» **EXERCISE OBJECTIVE**
Look for the word "torrent" in the entries and copy every line where it shows up.

» **Page and application data records**
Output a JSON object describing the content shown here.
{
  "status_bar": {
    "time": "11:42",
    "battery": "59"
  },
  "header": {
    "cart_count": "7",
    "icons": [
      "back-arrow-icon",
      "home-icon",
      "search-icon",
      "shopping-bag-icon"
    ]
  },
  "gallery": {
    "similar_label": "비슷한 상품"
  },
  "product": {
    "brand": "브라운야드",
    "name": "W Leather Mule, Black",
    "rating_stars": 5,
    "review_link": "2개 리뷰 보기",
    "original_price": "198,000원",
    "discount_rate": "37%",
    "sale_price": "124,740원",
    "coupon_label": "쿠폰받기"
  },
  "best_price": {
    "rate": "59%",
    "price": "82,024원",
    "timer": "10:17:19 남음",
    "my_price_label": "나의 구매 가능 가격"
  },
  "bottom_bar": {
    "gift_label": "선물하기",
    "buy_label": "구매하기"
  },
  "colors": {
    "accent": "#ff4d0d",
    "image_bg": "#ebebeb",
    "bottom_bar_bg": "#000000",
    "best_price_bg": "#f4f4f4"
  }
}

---

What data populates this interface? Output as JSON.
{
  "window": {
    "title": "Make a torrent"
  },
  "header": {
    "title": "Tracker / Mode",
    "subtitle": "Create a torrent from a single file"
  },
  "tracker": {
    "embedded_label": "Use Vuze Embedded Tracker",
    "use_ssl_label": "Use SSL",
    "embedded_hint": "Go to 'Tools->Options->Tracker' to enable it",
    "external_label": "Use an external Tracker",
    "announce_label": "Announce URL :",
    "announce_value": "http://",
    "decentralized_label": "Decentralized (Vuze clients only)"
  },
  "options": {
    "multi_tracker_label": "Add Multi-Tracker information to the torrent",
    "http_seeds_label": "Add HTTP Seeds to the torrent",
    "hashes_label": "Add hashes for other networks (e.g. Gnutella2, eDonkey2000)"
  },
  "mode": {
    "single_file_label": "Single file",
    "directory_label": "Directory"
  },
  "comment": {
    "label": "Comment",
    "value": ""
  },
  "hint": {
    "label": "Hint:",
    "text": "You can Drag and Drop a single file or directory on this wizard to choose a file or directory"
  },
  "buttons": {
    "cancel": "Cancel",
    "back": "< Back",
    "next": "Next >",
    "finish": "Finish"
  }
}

» **EXPECTED ANSWER**
    "title": "Make a torrent"
    "subtitle": "Create a torrent from a single file"
    "multi_tracker_label": "Add Multi-Tracker information to the torrent",
    "http_seeds_label": "Add HTTP Seeds to the torrent",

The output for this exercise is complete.